Her dream job: Being a professional millennial generation trend-spotter.
Her plan of action: Apply for at least 100 jobs.
Backup plan: Live at home, do freelance work.
Smith created accounts on several career Web sites. She set up an RSS feed for relevant job listings that popped up on Craigslist. Then, she applied to everything she could find.
"It's hard to get used to rejection. It isn't just your experience and résumé that they are rejecting -- it's you," she said. "If I apply to 100 jobs, then I will get used to that rejection."
She easily hit 100 applications by the Sunday in mid-May when she graduated. She moved home that Monday, and started job interviews Tuesday.
Before the end of the week, she had an offer to be an online marketing and community coordinator for HubPages, a compilation of blogs from across the country. She canceled her other interviews and signed a contract.
"I just wanted to find something," Smith said. "I had no intention of finding something so soon."
Haley, the 2010 Marymount graduate, landed a job with a political fundraising and financing firm in the District after applying "for anything and everything" and tapping all of her connections, including the parents of children she once babysat. She had worried about being stuck in her retail job.

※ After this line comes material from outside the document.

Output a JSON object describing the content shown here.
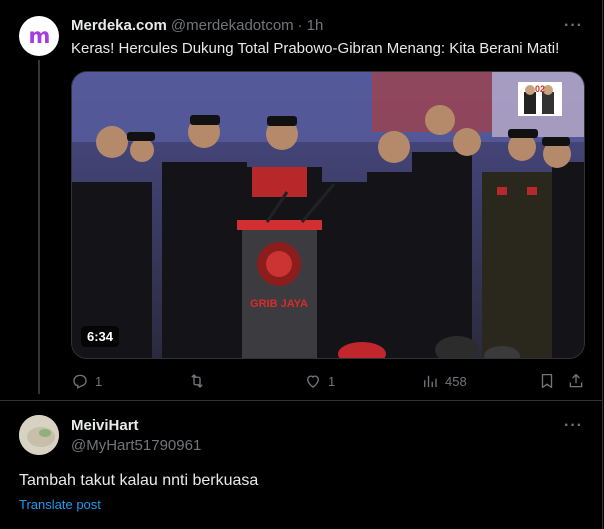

At her graduation party, no one talked much about jobs and job searches. Of the six grads at the party, only three had definite plans.
"Yeah, we're happy, but we're not going to make a big deal out of it," she said. "I was one of the lucky ones."
Right now, Kristin Parris is one of the unlucky ones. Parris was one of 20 honors students to graduate from Howard University's business school, in the District. Typically, those top graduates receive six or seven job offers each during their first semester of senior year.
Such calls during the past two years have become much rarer, and the director of the honors program said some recruiters who once called her looking for students to hire are now calling to see whether she has heard of job opportunities for themselves.
This year, the offers didn't come until second semester. The most offers anyone had was three -- and Parris didn't get a single one.
"I never in a million years thought I would graduate and not have a job. I never, ever thought I would," said Parris, 22, who searched for months for a human resources position. "I was too narrow in my job search. I think if I had opened myself up a little more, I might have a job. Probably not my dream job, but a job."
Soon after graduation, she signed up for a two-week seminar that teaches the basics of media sales and began to learn the trade from scratch. She completed that program this month and hopes the connections she made will land her a job.
"I could do sales," she said. "I never thought that I would. But I could do it."